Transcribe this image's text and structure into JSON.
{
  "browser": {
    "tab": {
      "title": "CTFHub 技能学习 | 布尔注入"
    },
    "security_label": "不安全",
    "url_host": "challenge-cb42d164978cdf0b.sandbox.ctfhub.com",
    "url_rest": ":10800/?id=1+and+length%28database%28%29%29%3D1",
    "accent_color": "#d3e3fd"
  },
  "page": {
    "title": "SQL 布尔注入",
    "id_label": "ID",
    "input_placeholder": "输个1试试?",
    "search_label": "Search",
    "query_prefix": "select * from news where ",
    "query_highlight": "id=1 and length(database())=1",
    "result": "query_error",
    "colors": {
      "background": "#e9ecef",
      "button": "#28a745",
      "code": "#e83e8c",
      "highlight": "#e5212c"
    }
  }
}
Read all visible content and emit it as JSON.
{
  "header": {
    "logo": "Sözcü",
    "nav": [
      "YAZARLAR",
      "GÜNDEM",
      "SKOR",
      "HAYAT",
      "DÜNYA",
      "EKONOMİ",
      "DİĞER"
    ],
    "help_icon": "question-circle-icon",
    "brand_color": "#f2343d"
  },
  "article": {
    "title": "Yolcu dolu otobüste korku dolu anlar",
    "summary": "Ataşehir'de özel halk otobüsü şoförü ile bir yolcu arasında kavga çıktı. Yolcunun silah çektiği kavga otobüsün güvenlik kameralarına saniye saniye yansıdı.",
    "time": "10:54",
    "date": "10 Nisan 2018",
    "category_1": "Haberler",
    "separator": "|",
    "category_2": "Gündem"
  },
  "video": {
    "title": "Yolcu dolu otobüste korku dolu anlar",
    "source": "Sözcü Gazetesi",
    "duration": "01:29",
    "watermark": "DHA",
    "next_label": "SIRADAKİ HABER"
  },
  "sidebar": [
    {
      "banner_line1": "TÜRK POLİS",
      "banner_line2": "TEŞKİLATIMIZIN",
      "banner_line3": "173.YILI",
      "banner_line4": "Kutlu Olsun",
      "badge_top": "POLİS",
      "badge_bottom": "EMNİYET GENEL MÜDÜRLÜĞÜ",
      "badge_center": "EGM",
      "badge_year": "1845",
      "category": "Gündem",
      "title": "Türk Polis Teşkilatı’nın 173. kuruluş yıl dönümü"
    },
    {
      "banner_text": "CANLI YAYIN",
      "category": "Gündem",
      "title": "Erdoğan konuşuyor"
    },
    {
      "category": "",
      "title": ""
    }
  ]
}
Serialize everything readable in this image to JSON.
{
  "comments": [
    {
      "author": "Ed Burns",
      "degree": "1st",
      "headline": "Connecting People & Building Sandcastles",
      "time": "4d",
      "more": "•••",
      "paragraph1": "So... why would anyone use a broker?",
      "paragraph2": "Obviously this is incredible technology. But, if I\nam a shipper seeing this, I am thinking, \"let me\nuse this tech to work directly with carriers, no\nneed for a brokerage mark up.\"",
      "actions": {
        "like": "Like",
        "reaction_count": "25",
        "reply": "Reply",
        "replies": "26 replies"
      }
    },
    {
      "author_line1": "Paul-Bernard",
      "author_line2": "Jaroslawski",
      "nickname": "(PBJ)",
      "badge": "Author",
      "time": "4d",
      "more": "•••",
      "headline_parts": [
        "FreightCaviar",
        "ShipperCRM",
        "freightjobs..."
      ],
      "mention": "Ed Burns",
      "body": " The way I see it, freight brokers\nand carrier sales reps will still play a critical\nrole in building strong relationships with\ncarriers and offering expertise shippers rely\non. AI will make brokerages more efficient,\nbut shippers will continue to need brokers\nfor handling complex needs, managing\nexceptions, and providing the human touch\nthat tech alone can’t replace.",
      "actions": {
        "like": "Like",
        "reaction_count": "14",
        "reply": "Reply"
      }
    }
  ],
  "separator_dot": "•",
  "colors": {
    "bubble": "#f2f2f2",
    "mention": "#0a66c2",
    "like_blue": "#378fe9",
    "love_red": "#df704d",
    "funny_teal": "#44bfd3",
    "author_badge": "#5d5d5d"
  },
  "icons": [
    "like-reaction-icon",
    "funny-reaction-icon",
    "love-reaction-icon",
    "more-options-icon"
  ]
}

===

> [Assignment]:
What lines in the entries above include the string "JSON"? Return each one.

> [Solved problem]:
Transcribe this image's text and structure into JSON.
Read all visible content and emit it as JSON.
Serialize everything readable in this image to JSON.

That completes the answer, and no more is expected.